“Oh, my, yes,” said Mrs. Mill. “I would certainly do that for Cathy. Of course, Cathy is in perfect health and has no annoying habits at all. Well, then, if you are sure that this is for the best, have her ready quickly. We leave the day after tomorrow. I will send you of list of what she will need to pack”

Peggy thought fast. “Well…just have Cathy give the list to Peggy at school tomorrow. That way you can spend your time getting everything together. You know that you and I cannot see one another without yammering on for hours.”

“Good idea,” agreed Mrs. Mill. “You think of everything, Meggie.”

“One more thing, Gloria,” Peggy quickly added, “Peggy’s grandfather, Mr. Peter Squiggy, would like to accompany her on this trip. Peggy is so close to him. She wouldn’t get homesick at all if he were with her. Do you think he can go as part of your family?”

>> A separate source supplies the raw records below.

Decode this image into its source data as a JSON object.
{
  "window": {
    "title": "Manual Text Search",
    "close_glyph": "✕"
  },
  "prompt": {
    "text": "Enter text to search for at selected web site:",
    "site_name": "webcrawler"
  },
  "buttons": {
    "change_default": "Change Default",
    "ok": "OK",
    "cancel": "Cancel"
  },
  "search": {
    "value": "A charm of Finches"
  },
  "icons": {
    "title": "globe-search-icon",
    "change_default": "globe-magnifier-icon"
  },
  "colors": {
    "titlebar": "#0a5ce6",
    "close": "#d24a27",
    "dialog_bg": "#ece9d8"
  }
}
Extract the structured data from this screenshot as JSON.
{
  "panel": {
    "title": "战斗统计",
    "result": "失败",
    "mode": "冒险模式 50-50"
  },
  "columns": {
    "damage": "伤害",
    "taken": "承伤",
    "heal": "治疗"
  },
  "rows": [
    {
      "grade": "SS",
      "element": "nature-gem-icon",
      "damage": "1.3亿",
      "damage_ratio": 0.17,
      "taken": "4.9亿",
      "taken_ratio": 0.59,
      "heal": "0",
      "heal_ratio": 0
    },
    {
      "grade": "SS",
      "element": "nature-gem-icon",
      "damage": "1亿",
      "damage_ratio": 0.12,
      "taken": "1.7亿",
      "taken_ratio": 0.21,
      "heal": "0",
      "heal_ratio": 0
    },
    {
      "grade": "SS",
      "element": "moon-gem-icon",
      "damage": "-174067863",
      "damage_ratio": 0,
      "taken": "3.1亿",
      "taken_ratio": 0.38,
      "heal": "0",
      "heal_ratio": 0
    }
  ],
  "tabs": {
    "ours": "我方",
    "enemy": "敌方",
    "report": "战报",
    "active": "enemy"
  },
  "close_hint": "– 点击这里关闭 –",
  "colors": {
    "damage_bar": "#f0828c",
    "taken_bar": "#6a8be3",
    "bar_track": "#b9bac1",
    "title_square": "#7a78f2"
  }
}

“Mr. Squiggy? The school janitor is Peggy’s grandfather?” Mrs. Mill was aghast.

“Well, yes, Gloria, he is,” Peggy quickly explained. “Mr. Squiggy is my father. I can’t believe you did not know that.”

“Meggie, I thought your father was a scientist,” replied Mrs. Mill.

“He’s …. a retired scientist, Gloria,” Peggy told her. “He works as a janitor now so that he has something to do in his free time. I can’t believe that you didn’t know that! Haven’t you ever noticed the resemblance between the him and Peggy?”

“Now that you mention it, Gloria,” Mrs. Mill mused, “I have. Well, I am sure that a scientist, retired on not, will be welcome on this trip. We will be happy to sponsor him.”

“Thank you, Gloria,” Peggy crooned. “How will I ever repay you kindness?”

“That’s what friends are for, Meggie. Good night.” Mrs. Mill hung up the phone.

Great! thought Peggy. I will tell my parents that I’m just going for a sleepover with Cathy, but I’ll really be going with her and her family on the space shuttle. I’ll call Mr. Squiggy right away.

Mr. Squiggy was ecstatic. “I am so honored that your parents trust me enough to take care of you, Peggy. I promise that I won’t disappoint them.”

“I know you won’t, Mr. Squiggy,” Peggy assured him. “My parents think that you’re the best!”

“Wow!” Mr. Squiggy exclaimed. “And they haven’t even met me yet! I should come to your house tomorrow and thank them personally.”

“No need to do that!” Peggy hastily interrupted.. “They read all about you in the school paper.”

“They did?” Mr. Squiggy was astounded. “When was I in the school paper?”

“Gotta go, Mr. Squiggy!” Peggy screeched. “I’ve got a lot of packing to do.”

Oh my gosh! What am I doing? Peggy thought to herself after hanging up the phone. I’m going to cure my asthma, that’s what! There’s nothing wrong about that. My parents never said I couldn’t go. I’ll miss them, though. I really will. Peggy fell into a dead sleep. She had no worries at all.